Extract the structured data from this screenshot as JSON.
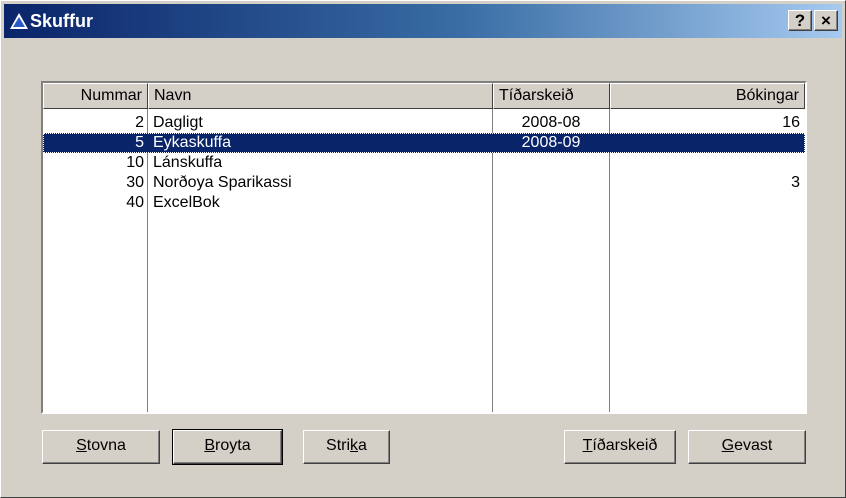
{
  "window": {
    "title": "Skuffur",
    "help_label": "?",
    "close_label": "×"
  },
  "columns": [
    "Nummar",
    "Navn",
    "Tíðarskeið",
    "Bókingar"
  ],
  "rows": [
    {
      "nummar": "2",
      "navn": "Dagligt",
      "tidarskeid": "2008-08",
      "bokingar": "16",
      "selected": false
    },
    {
      "nummar": "5",
      "navn": "Eykaskuffa",
      "tidarskeid": "2008-09",
      "bokingar": "",
      "selected": true
    },
    {
      "nummar": "10",
      "navn": "Lánskuffa",
      "tidarskeid": "",
      "bokingar": "",
      "selected": false
    },
    {
      "nummar": "30",
      "navn": "Norðoya Sparikassi",
      "tidarskeid": "",
      "bokingar": "3",
      "selected": false
    },
    {
      "nummar": "40",
      "navn": "ExcelBok",
      "tidarskeid": "",
      "bokingar": "",
      "selected": false
    }
  ],
  "buttons": {
    "stovna": {
      "mnemonic": "S",
      "rest": "tovna"
    },
    "broyta": {
      "mnemonic": "B",
      "rest": "royta"
    },
    "strika": {
      "pre": "Stri",
      "mnemonic": "k",
      "rest": "a"
    },
    "tidarskeid": {
      "mnemonic": "T",
      "rest": "íðarskeið"
    },
    "gevast": {
      "mnemonic": "G",
      "rest": "evast"
    }
  },
  "colors": {
    "selection": "#0a246a",
    "titlebar_start": "#0a246a",
    "titlebar_end": "#a6caf0",
    "face": "#d4d0c8"
  },
  "icons": [
    "app-triangle-icon"
  ]
}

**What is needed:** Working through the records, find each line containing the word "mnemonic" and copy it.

**Response box:**
      "mnemonic": "S",
      "mnemonic": "B",
      "mnemonic": "k",
      "mnemonic": "T",
      "mnemonic": "G",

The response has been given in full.